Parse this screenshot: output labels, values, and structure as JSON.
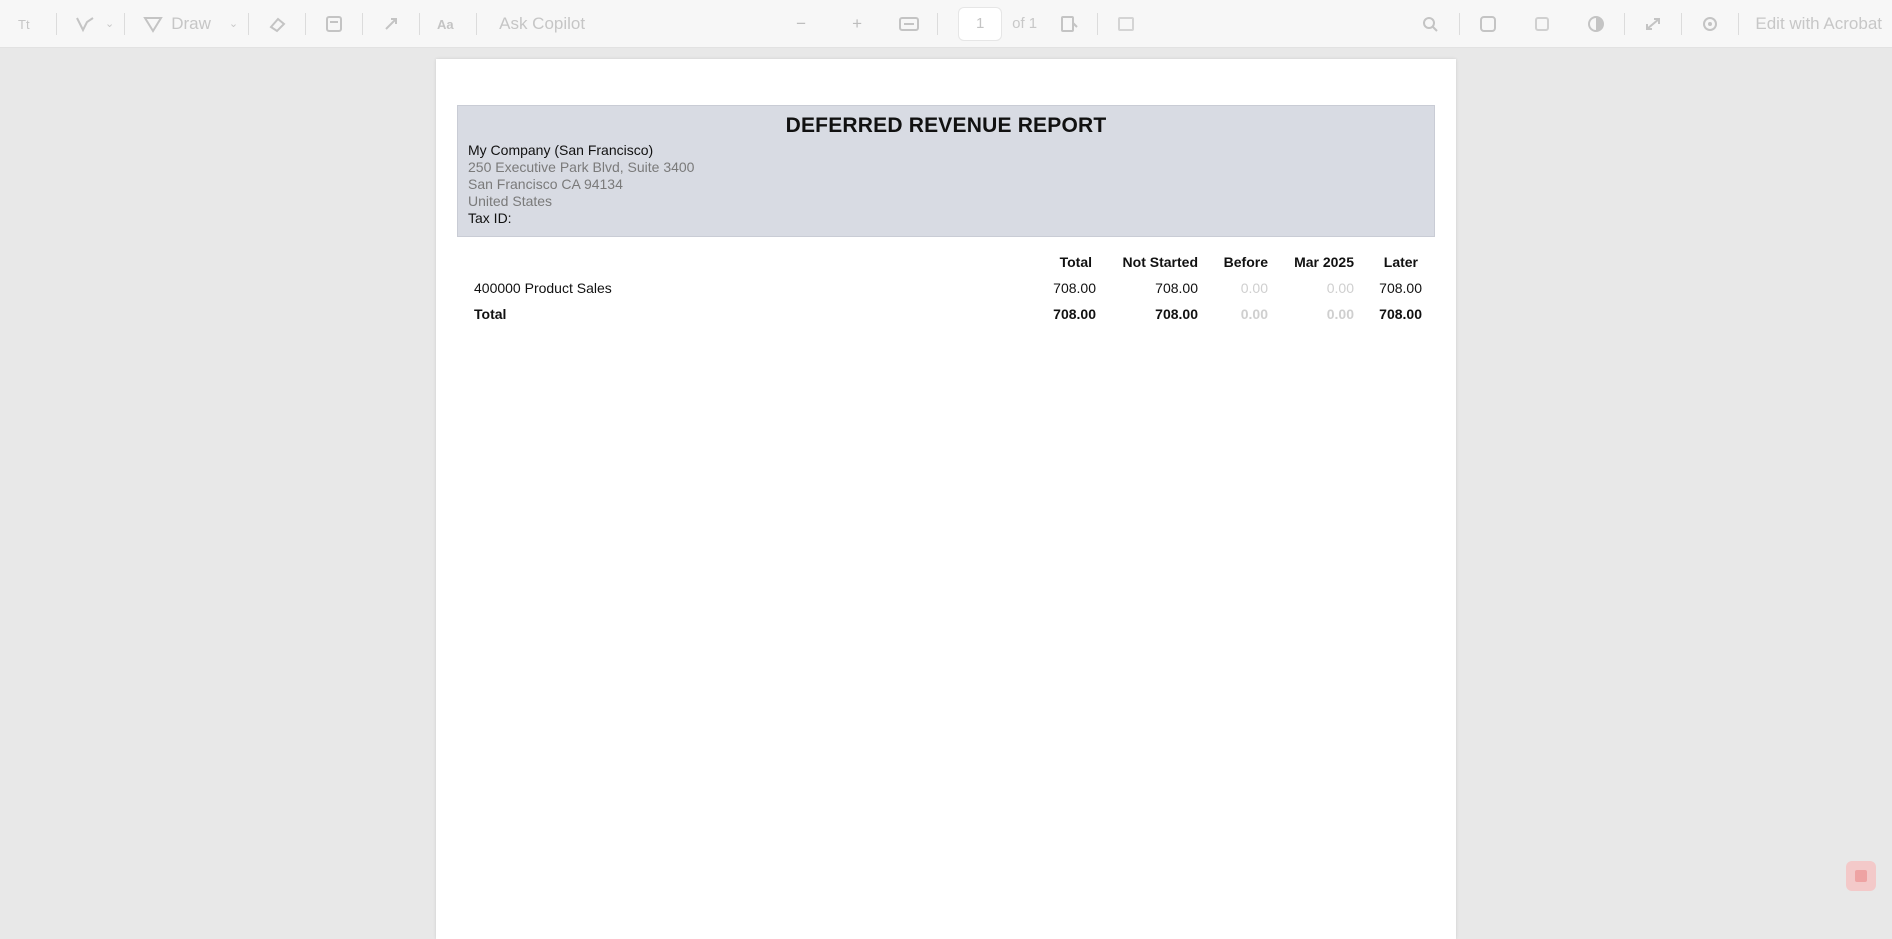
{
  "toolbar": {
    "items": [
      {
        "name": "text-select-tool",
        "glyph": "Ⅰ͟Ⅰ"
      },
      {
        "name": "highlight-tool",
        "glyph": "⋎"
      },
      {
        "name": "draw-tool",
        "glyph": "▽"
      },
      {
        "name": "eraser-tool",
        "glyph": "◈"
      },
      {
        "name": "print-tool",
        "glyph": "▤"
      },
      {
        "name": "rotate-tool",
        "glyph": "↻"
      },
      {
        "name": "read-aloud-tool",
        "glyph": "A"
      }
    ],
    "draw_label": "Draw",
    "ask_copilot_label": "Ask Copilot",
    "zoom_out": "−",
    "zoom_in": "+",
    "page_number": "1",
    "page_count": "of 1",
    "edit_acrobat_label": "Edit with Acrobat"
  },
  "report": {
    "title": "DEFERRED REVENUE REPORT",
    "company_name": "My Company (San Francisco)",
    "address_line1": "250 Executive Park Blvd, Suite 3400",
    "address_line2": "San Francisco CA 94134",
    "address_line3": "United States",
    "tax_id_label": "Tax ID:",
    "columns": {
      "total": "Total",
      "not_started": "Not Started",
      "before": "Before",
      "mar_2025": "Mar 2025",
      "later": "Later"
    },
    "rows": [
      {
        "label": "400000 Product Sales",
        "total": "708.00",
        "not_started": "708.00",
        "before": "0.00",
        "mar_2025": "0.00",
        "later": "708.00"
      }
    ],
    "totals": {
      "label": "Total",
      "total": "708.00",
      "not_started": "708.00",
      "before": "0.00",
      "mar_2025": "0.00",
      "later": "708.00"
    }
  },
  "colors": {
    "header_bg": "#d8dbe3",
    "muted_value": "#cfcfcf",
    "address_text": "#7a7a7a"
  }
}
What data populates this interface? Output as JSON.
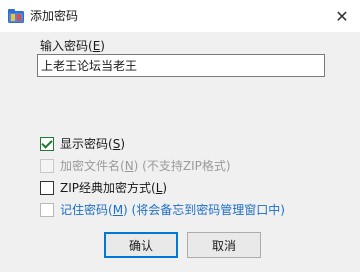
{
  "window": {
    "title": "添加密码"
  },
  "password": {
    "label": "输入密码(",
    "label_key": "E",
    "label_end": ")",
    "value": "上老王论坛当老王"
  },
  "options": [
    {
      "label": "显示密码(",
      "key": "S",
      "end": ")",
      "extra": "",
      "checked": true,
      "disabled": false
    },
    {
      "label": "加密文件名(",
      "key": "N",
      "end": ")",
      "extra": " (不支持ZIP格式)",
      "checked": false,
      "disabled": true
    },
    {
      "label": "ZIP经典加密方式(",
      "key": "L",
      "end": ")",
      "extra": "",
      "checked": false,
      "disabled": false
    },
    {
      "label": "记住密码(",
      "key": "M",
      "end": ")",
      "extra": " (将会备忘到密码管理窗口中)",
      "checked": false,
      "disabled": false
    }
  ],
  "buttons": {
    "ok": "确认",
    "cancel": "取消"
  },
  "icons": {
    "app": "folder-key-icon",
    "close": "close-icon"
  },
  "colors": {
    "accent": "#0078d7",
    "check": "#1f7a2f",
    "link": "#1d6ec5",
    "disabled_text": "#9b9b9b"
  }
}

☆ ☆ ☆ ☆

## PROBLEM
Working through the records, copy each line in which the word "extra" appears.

## EXERCISE SOLUTION
      "extra": "",
      "extra": " (不支持ZIP格式)",
      "extra": "",
      "extra": " (将会备忘到密码管理窗口中)",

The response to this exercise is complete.